At barely eight years of age, she was already an experienced hunter who could set rabbit snares by herself. She says that she would put her snowshoes on in the morning and do her two-mile trek to set them up. The next day she would go over her tracks again to bring back a couple of rabbits.
Catch Prey for The Entire Family to Eat
Marie-Cecile knew how to clean her catch too. As she bravely carved into the animal, she chose to whom in her family she would bequeath the head of the rabbit. It was considered a delicacy. She would give it to a relative who was nice to her, and after she cut up the meat, she would watch her grandmother cook it into a rabbit stew on the open fire behind her shack. While the meat was on the fire, she would add potatoes and then mix some batter for dumplings. She recalls that the meal had to be big enough to feed her entire family. One of Marie-Cecile’s favorite moments is the sugar-bushing season. After her grandmother had made enough toffee for a year, she would thank the trees for nourishing her family and she would tell the kids to do the same.
Marie-Cecile Nottaway Is Now a Renowned Chef

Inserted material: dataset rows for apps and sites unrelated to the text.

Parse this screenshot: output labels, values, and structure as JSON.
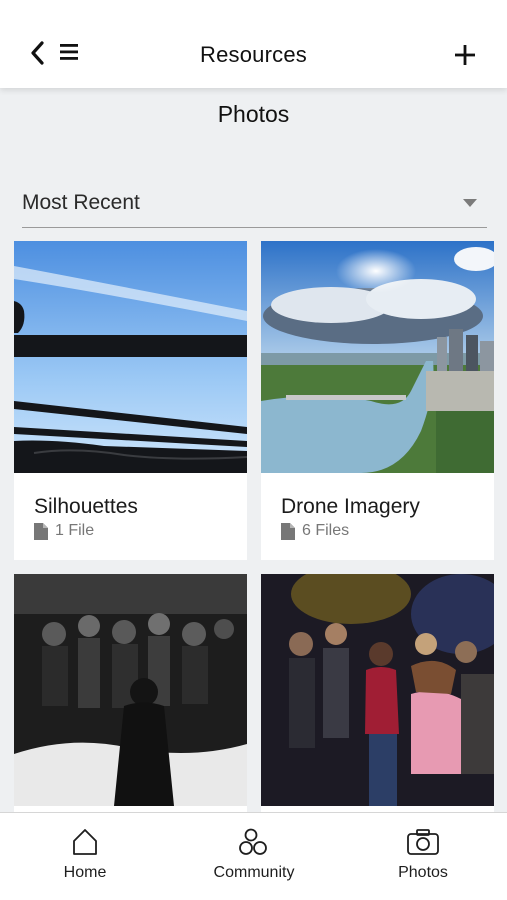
{
  "header": {
    "title": "Resources",
    "back_icon": "chevron-left-icon",
    "menu_icon": "hamburger-menu-icon",
    "add_icon": "plus-icon"
  },
  "section": {
    "title": "Photos"
  },
  "sort": {
    "selected": "Most Recent",
    "icon": "caret-down-icon"
  },
  "albums": [
    {
      "title": "Silhouettes",
      "file_count": "1 File",
      "image": "silhouette-railing-sky-photo"
    },
    {
      "title": "Drone Imagery",
      "file_count": "6 Files",
      "image": "aerial-city-river-photo"
    },
    {
      "title": "",
      "file_count": "",
      "image": "black-white-dance-party-photo"
    },
    {
      "title": "",
      "file_count": "",
      "image": "nightclub-crowd-photo"
    }
  ],
  "tabs": [
    {
      "label": "Home",
      "icon": "home-icon"
    },
    {
      "label": "Community",
      "icon": "community-icon"
    },
    {
      "label": "Photos",
      "icon": "camera-icon"
    }
  ],
  "colors": {
    "background": "#eef0f2",
    "surface": "#ffffff",
    "text": "#1f1f1f",
    "muted": "#777777"
  }
}
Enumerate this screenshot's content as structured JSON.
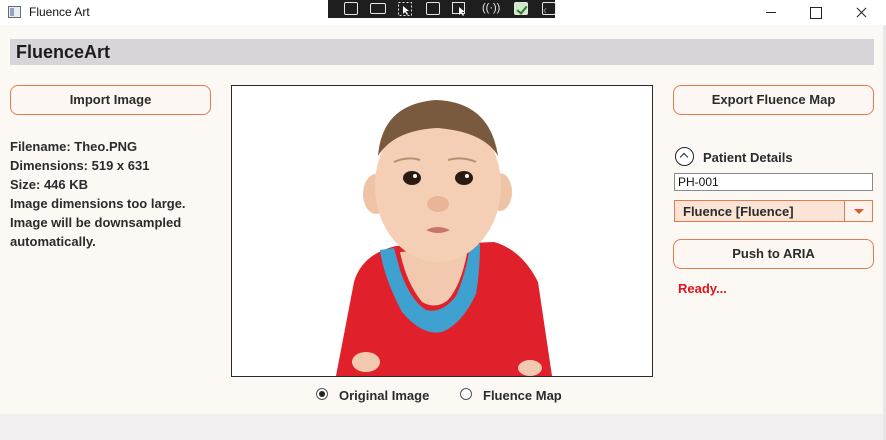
{
  "window": {
    "title": "Fluence Art"
  },
  "header": {
    "title": "FluenceArt"
  },
  "left_panel": {
    "import_button": "Import Image",
    "info_lines": [
      "Filename: Theo.PNG",
      "Dimensions: 519 x 631",
      "Size: 446 KB",
      "Image dimensions too large.",
      "Image will be downsampled",
      "automatically."
    ]
  },
  "viewer": {
    "radio_options": [
      {
        "label": "Original Image",
        "selected": true
      },
      {
        "label": "Fluence Map",
        "selected": false
      }
    ]
  },
  "right_panel": {
    "export_button": "Export Fluence Map",
    "patient_details_label": "Patient Details",
    "patient_id_value": "PH-001",
    "plan_select_value": "Fluence [Fluence]",
    "push_button": "Push to ARIA",
    "status": "Ready..."
  },
  "colors": {
    "accent_border": "#e47b4f",
    "status_text": "#e0141e",
    "header_band": "#d7d4da"
  }
}
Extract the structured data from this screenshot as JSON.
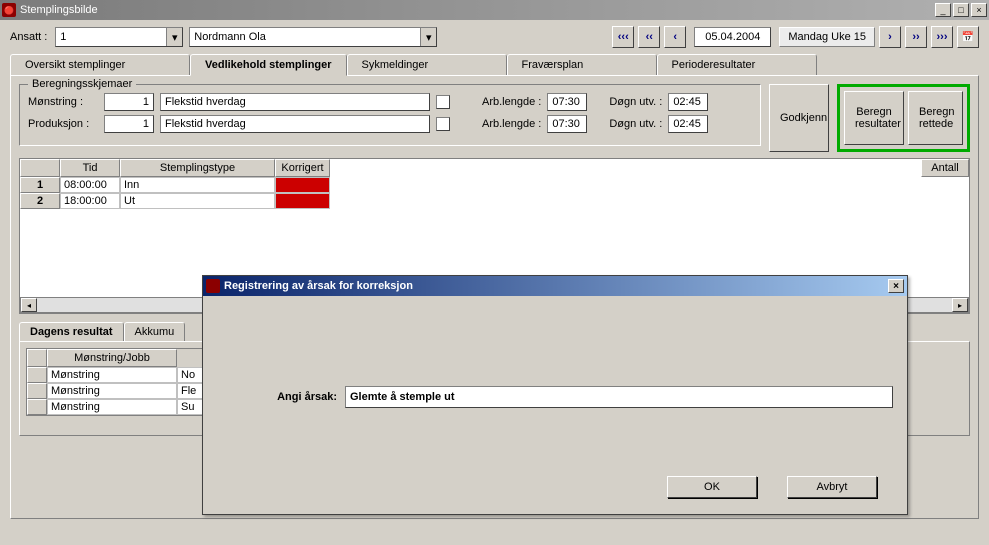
{
  "window": {
    "title": "Stemplingsbilde",
    "min": "_",
    "max": "□",
    "close": "×"
  },
  "toolbar": {
    "ansatt_label": "Ansatt :",
    "ansatt_id": "1",
    "ansatt_name": "Nordmann Ola",
    "nav_first": "«",
    "nav_prev2": "«",
    "nav_prev": "‹",
    "date": "05.04.2004",
    "week": "Mandag Uke 15",
    "nav_next": "›",
    "nav_next2": "»",
    "nav_last": "»",
    "calendar_icon": "🗓"
  },
  "tabs": [
    {
      "label": "Oversikt stemplinger"
    },
    {
      "label": "Vedlikehold stemplinger",
      "active": true
    },
    {
      "label": "Sykmeldinger"
    },
    {
      "label": "Fraværsplan"
    },
    {
      "label": "Perioderesultater"
    }
  ],
  "calc": {
    "legend": "Beregningsskjemaer",
    "rows": [
      {
        "label": "Mønstring :",
        "num": "1",
        "name": "Flekstid hverdag",
        "arb_label": "Arb.lengde :",
        "arb": "07:30",
        "dogn_label": "Døgn utv. :",
        "dogn": "02:45"
      },
      {
        "label": "Produksjon :",
        "num": "1",
        "name": "Flekstid hverdag",
        "arb_label": "Arb.lengde :",
        "arb": "07:30",
        "dogn_label": "Døgn utv. :",
        "dogn": "02:45"
      }
    ],
    "godkjenn": "Godkjenn",
    "beregn_res": "Beregn\nresultater",
    "beregn_ret": "Beregn\nrettede"
  },
  "grid": {
    "headers": {
      "tid": "Tid",
      "type": "Stemplingstype",
      "korr": "Korrigert",
      "antall": "Antall"
    },
    "rows": [
      {
        "n": "1",
        "tid": "08:00:00",
        "type": "Inn"
      },
      {
        "n": "2",
        "tid": "18:00:00",
        "type": "Ut"
      }
    ]
  },
  "subtabs": [
    {
      "label": "Dagens resultat",
      "active": true
    },
    {
      "label": "Akkumu"
    }
  ],
  "result_grid": {
    "header": "Mønstring/Jobb",
    "rows": [
      {
        "a": "Mønstring",
        "b": "No"
      },
      {
        "a": "Mønstring",
        "b": "Fle"
      },
      {
        "a": "Mønstring",
        "b": "Su"
      }
    ]
  },
  "modal": {
    "title": "Registrering av årsak for korreksjon",
    "field_label": "Angi årsak:",
    "field_value": "Glemte å stemple ut",
    "ok": "OK",
    "cancel": "Avbryt",
    "close": "×"
  }
}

Shadowing her grandmother, Marie-Cecile Nottaway started cooking early; however, she never thought she would be an award-winning chef. Now that she is a grown-up woman, she holds five prizes, including the Young Entrepreneurs Award of Quebec and the Ottawa Rising Stars Award, while staying true to her roots. For Marie-Cecile, cooking and eating traditional Algonquin food is a way of remembering and preserving her culture and history.